PLATO will use the periodic dimming of the detected starlight, caused by a planet orbiting in front of the star and blocking PLATO's view of a fraction of the starlight, to detect exoplanets. This will be accomplished with an array of 34 separate 12-centimeter telescopes and cameras mounted on an observing platform in the space probe, which will be used to investigate approximately a million stars spread out over half the sky. These “eyes" can be combined in many different configurations, giving PLATO unprecedented capabilities to simultaneously observe both bright and dim objects. Positioned at one of the Lagrangian Points (specifically L2), where the gravitational pull of the Sun and the Earth cancel each other out, PLATO will stay at a fixed position in space. L2 is approximately 930 million miles beyond Earth, as seen from the Sun.
PLATO will also use astroseismology to measure tiny changes in detected starlight that are caused by small vibrations in the host stars. The vibrations reveal the internal structure of the vibrating body, just like on Earth. We are able to learn the age of the vibrating star and the planets orbiting it with astroseismology.
PLATO's measurements, coupled with ground-based radial velocity observations, will allow researchers to calculate a planet's mass and radius, and therefore its density. These measurements will provide an indication of its composition, needed to properly describe a planet. “The observation of planets in many different states of their evolution will give us clues for the past and the future of our own planetary system,” Dr Rauer remarked. “By no means do we know all about the youth of our Solar System.”
Only by knowing the measurement of both the radius and mass of a planet may scientists distinguish between a “mini-Neptune” with a high gas content, but a low density – like the two outermost planets in the Solar System – or a rocky planet with an iron core, like the Earth. The habitability of a planet cannot be determined without this information, and these two fundamental parameters are not known with sufficient precision for most exoplanets.
With its array of telescopes and the largest camera-sensor ever flown in space (comprised of 136 CCD sensors with a combined area of 0.9 square meters), PLATO is a completely new type of space telescope. The spaceship's placement will give it the advantage of continuous observation without the interruption of sunrise, or the blurring caused by the Earth's atmosphere.

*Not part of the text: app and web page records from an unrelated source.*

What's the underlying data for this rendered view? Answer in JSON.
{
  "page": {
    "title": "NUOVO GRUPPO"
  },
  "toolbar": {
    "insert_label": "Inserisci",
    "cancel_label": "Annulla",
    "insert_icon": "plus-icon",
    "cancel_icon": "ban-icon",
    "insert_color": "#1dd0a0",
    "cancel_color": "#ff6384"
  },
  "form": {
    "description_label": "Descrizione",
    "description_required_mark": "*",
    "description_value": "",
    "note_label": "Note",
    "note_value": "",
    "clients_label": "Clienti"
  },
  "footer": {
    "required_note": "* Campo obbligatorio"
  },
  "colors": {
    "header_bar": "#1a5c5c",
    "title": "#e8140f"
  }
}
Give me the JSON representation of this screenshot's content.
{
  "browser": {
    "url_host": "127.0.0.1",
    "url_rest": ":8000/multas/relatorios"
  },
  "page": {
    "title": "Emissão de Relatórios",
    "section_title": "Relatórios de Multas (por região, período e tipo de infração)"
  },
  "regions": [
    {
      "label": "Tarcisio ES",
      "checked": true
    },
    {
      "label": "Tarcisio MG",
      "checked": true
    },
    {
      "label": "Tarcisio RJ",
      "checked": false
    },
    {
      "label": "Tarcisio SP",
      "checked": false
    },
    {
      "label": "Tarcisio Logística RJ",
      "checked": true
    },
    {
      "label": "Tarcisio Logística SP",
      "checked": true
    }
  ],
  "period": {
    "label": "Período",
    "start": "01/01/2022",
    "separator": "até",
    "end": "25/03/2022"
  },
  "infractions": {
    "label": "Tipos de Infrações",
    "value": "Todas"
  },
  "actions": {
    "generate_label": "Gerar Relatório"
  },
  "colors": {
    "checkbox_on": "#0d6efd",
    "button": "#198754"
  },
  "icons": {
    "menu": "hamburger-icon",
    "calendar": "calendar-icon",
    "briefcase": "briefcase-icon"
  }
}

These unique attributes should allow PLATO to discover planets smaller than Earth, and planets at distances from their host stars similar to the Earth-Sun distance. Only a few such small planets are known at star-planet distances comparable or greater than Earth's. The catalogue of potentially habitable planets that PLATO will build will form the basis for follow-up measurements to confirm discoveries of new planets, using the European Southern Observatory’s European Extremely Large Telescope (E-ELT), or the next generation of large space telescopes, like NASA's James Webb Space Telescope.
“PLATO, with its unique ability to hunt for Sun–Earth analogue systems, will build on the expertise accumulated with a number of European missions, including CoRot and Cheops,” added Alvaro Giménez, ESA’s Director of Science and Robotic Exploration.
“Its discoveries will help to place our own Solar System’s architecture in the context of other planetary systems."